Healthy shame is necessary as it can nudge us into the tribe we are born into, teaching us to “make nice” in the interest of group coherence.  We then respect rules of decorum, civility, respect for each other, and even agreed upon ruses that have an important function in making the tribe cohere.  But toxic shame often steps in and these necessary “rules” are forced upon children, sometimes with subtle and often not so subtle brutality so that the whole tribe is force-marched toward some unknown end, driven only by the force of habit etched deeply in the old brain.

Toxic shame breeds a tribe/nation of automatons who are readily manipulated by the power structure which controls the reins of the economy and government.
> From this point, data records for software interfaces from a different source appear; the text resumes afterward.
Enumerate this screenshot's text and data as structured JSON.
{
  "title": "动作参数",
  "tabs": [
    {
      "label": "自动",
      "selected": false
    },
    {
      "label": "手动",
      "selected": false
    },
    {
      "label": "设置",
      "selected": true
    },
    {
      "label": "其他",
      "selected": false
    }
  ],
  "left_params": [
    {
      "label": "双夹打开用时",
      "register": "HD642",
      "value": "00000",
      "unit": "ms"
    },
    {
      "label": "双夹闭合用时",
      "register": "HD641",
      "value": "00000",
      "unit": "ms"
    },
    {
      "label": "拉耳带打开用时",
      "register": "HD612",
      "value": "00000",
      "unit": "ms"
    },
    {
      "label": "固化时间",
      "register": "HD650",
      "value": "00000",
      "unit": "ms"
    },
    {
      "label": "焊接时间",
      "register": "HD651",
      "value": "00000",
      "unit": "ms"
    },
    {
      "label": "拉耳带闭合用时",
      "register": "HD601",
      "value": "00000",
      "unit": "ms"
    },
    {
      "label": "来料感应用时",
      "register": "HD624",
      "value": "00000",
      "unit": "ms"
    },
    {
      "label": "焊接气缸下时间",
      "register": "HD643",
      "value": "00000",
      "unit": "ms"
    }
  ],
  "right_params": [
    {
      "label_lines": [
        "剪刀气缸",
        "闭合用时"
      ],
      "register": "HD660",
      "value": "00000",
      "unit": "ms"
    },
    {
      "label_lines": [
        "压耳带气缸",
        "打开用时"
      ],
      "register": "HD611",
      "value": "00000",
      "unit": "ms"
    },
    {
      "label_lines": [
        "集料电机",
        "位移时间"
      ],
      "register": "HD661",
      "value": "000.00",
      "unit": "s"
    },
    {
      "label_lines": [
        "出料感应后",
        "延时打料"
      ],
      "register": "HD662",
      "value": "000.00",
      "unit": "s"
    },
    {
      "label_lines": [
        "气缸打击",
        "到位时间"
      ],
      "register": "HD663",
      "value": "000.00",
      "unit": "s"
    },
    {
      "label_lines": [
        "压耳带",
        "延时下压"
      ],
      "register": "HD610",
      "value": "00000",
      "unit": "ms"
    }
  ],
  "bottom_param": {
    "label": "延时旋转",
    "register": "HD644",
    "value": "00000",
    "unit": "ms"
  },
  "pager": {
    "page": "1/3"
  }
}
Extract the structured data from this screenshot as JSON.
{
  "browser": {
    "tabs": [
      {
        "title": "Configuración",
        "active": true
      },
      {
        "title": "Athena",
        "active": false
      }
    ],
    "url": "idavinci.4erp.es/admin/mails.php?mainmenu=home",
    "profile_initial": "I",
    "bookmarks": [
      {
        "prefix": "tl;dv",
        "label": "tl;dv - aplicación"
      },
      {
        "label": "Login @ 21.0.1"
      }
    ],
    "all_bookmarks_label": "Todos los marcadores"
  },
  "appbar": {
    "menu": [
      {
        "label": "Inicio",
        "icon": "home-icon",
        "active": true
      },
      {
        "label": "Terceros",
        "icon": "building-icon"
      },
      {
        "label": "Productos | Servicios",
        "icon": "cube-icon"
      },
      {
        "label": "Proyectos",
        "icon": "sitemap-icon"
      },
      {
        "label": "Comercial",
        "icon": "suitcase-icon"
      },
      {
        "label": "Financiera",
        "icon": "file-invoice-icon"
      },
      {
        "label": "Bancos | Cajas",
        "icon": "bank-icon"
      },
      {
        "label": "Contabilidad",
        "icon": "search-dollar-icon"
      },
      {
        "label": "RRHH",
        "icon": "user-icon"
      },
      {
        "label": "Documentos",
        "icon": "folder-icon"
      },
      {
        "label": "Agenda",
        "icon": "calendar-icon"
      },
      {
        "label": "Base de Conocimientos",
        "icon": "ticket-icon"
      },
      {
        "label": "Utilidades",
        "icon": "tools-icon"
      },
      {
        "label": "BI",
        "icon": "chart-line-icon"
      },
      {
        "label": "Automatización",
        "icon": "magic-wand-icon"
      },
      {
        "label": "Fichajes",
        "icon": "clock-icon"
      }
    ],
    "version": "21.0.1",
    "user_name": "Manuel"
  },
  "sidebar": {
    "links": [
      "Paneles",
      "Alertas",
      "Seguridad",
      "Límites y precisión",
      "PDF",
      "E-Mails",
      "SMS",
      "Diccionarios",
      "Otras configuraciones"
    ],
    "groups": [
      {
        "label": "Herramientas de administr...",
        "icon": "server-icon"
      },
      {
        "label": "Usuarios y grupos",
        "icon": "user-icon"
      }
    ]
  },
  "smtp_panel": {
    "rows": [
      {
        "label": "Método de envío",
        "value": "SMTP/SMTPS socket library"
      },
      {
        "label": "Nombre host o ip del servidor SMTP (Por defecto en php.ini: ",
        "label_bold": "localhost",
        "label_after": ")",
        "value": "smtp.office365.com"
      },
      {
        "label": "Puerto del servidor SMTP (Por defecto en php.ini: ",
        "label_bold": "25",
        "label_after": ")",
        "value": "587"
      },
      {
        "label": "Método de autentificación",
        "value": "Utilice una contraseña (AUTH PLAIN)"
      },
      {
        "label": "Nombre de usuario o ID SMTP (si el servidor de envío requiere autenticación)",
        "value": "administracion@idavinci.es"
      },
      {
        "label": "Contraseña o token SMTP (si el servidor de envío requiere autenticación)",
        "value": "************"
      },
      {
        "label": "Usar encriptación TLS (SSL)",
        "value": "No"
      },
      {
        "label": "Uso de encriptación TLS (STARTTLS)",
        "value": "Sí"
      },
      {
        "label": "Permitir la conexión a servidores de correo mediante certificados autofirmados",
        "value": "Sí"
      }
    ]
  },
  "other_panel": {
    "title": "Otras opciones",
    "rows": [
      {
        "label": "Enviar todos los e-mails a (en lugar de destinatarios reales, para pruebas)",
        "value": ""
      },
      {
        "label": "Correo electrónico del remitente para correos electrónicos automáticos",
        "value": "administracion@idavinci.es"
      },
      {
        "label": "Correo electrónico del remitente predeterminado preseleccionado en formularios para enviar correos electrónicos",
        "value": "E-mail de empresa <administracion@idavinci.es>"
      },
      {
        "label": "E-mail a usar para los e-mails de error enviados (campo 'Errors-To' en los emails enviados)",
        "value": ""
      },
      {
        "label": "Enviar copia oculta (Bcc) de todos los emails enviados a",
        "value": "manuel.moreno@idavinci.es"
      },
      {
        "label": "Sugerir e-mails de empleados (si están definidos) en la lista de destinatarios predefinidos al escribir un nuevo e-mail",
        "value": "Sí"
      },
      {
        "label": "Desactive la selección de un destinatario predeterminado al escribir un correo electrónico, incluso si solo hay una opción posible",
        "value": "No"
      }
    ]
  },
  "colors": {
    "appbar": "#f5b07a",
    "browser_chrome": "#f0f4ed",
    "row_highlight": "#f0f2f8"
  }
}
And in the modern world, particularly in present day America, we find ourselves enthralled by a demagogue who in less than two weeks could further squash dissent and allow him to continue his assault on traditional American values, including those that we like to describe as “Judeo-Christian.”  People who are shamed into submission lack the capacity for critical thought; critical thinking would evoke in their heart the experience that Rick Perry suffered in 2011 during a debate, an excruciating spasm of self-awareness, when he realized he had made an ass of himself and had to utter the famous word, “Oops.”  It is very hard to admit “oops” when you are shame-bound as you just cannot admit having made a mistake.  (Now how Rick Perry did it, I don’t have an explanation.  But it did speak well of him!)  We make asses of ourselves, much more often than we are willing to admit, and when it happens it is redemptive if we can say…perhaps, merely…”oops.”  Oh, if Trump could just learn this simple word!

Here is a list of my blogs.  I invite you to check out the other two sometime.

https://anerrantbaptistpreacher.wordpress.com/

https://literarylew.wordpress.com/

https://theonlytruthinpolitics.wordpress.com/